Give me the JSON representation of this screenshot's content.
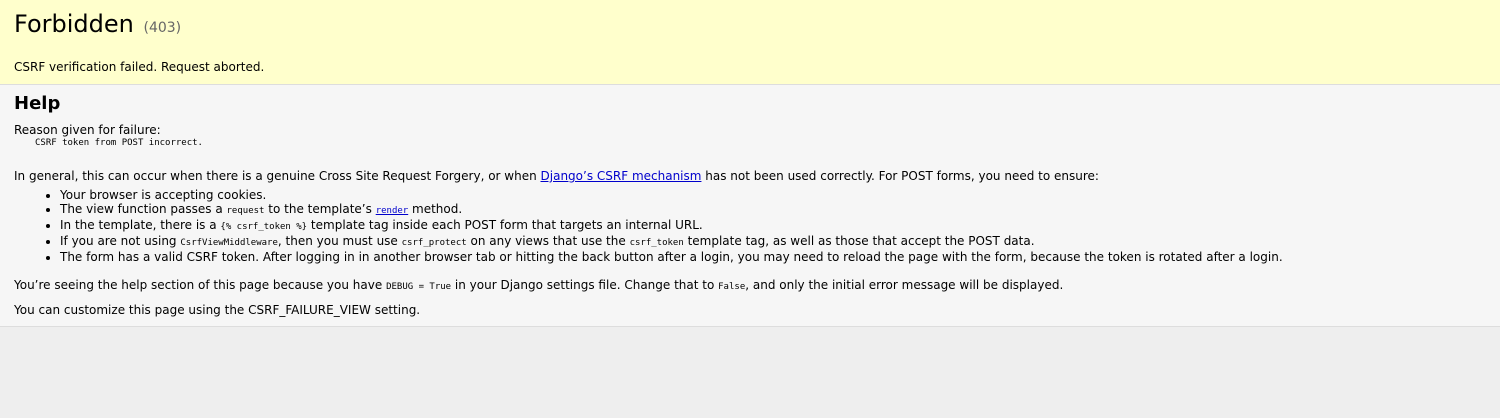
{
  "summary": {
    "title": "Forbidden",
    "code": "(403)",
    "message": "CSRF verification failed. Request aborted."
  },
  "help": {
    "heading": "Help",
    "reason_label": "Reason given for failure:",
    "reason": "CSRF token from POST incorrect.",
    "general_before": "In general, this can occur when there is a genuine Cross Site Request Forgery, or when ",
    "general_link": "Django’s CSRF mechanism",
    "general_after": " has not been used correctly. For POST forms, you need to ensure:",
    "items": {
      "item1": "Your browser is accepting cookies.",
      "item2_a": "The view function passes a ",
      "item2_code": "request",
      "item2_b": " to the template’s ",
      "item2_link": "render",
      "item2_c": " method.",
      "item3_a": "In the template, there is a ",
      "item3_code": "{% csrf_token %}",
      "item3_b": " template tag inside each POST form that targets an internal URL.",
      "item4_a": "If you are not using ",
      "item4_code1": "CsrfViewMiddleware",
      "item4_b": ", then you must use ",
      "item4_code2": "csrf_protect",
      "item4_c": " on any views that use the ",
      "item4_code3": "csrf_token",
      "item4_d": " template tag, as well as those that accept the POST data.",
      "item5": "The form has a valid CSRF token. After logging in in another browser tab or hitting the back button after a login, you may need to reload the page with the form, because the token is rotated after a login."
    },
    "debug_a": "You’re seeing the help section of this page because you have ",
    "debug_code1": "DEBUG = True",
    "debug_b": " in your Django settings file. Change that to ",
    "debug_code2": "False",
    "debug_c": ", and only the initial error message will be displayed.",
    "customize": "You can customize this page using the CSRF_FAILURE_VIEW setting."
  }
}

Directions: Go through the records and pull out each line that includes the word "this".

Finished task:
Give me the JSON representation of this screenshot's content.
    "general_before": "In general, this can occur when there is a genuine Cross Site Request Forgery, or when ",
    "debug_a": "You’re seeing the help section of this page because you have ",
    "customize": "You can customize this page using the CSRF_FAILURE_VIEW setting."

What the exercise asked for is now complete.